Goal of the exercise:
Sort through the material below and copy each line with "Übersicht".

=-=-=-=-=

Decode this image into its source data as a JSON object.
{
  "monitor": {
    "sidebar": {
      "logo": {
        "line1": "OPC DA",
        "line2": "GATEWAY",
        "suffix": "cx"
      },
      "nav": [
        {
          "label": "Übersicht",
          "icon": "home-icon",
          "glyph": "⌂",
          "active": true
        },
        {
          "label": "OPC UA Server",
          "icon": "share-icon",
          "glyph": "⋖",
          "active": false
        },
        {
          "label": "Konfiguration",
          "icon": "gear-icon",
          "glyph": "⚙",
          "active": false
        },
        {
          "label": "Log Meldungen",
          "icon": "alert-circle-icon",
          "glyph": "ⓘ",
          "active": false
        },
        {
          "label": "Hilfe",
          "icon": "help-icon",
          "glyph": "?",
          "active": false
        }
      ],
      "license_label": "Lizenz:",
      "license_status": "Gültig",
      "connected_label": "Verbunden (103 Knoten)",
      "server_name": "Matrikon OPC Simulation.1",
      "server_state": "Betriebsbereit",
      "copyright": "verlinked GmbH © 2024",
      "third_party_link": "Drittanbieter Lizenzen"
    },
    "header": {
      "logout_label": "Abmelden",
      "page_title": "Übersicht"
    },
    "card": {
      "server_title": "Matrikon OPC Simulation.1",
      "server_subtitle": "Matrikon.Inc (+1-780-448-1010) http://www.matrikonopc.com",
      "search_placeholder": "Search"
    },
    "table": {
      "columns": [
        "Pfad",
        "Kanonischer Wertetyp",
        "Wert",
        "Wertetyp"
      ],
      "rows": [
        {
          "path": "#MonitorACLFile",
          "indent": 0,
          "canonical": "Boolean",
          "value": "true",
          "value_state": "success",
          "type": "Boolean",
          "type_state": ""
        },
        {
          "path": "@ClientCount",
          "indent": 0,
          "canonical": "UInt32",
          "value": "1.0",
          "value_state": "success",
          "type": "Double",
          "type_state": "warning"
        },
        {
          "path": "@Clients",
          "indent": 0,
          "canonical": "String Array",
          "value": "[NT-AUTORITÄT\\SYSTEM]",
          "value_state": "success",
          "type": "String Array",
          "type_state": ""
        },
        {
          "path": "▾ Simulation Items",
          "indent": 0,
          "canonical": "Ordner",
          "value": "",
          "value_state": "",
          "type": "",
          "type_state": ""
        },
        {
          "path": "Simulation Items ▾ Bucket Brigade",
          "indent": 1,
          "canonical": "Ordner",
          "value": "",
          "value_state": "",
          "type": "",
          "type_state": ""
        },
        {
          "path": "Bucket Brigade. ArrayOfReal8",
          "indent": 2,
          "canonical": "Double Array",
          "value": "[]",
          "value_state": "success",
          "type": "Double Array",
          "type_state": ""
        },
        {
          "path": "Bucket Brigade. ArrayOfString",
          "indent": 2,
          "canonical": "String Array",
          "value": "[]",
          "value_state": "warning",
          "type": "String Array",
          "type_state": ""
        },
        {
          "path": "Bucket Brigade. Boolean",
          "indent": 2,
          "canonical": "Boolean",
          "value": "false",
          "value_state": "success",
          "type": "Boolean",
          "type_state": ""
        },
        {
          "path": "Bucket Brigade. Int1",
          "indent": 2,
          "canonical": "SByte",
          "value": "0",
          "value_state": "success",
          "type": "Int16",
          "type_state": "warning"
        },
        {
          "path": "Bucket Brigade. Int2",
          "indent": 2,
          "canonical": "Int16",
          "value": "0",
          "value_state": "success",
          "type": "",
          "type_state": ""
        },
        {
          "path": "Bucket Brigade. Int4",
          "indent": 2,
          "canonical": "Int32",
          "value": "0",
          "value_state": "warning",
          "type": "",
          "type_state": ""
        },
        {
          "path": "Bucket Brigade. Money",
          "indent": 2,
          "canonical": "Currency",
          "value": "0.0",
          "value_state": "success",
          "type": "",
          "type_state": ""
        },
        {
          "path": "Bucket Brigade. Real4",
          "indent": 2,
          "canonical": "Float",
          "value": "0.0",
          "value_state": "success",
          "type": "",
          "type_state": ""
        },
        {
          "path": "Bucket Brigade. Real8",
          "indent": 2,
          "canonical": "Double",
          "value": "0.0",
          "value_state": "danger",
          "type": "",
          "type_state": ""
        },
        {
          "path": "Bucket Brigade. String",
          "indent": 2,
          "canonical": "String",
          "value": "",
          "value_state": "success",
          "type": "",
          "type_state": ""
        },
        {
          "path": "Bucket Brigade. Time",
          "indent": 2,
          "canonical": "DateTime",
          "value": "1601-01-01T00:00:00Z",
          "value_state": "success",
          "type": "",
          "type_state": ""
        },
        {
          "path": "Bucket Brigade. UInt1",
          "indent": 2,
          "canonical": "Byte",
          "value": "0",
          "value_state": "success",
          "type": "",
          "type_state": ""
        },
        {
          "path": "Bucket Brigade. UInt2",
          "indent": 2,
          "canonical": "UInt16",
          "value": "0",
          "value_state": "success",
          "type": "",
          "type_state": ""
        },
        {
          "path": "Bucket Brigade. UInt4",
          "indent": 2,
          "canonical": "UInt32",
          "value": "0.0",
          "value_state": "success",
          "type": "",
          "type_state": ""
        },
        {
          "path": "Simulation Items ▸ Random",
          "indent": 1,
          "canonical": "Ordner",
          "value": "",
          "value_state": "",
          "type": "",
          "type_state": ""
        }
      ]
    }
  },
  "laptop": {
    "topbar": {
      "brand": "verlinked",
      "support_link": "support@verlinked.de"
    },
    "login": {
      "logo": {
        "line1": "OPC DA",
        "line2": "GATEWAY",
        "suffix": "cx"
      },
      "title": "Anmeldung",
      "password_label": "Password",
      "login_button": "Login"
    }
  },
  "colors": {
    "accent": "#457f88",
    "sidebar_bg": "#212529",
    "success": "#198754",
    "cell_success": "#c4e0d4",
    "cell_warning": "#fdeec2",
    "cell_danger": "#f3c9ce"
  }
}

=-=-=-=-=

Solution below:
          "label": "Übersicht",
      "page_title": "Übersicht"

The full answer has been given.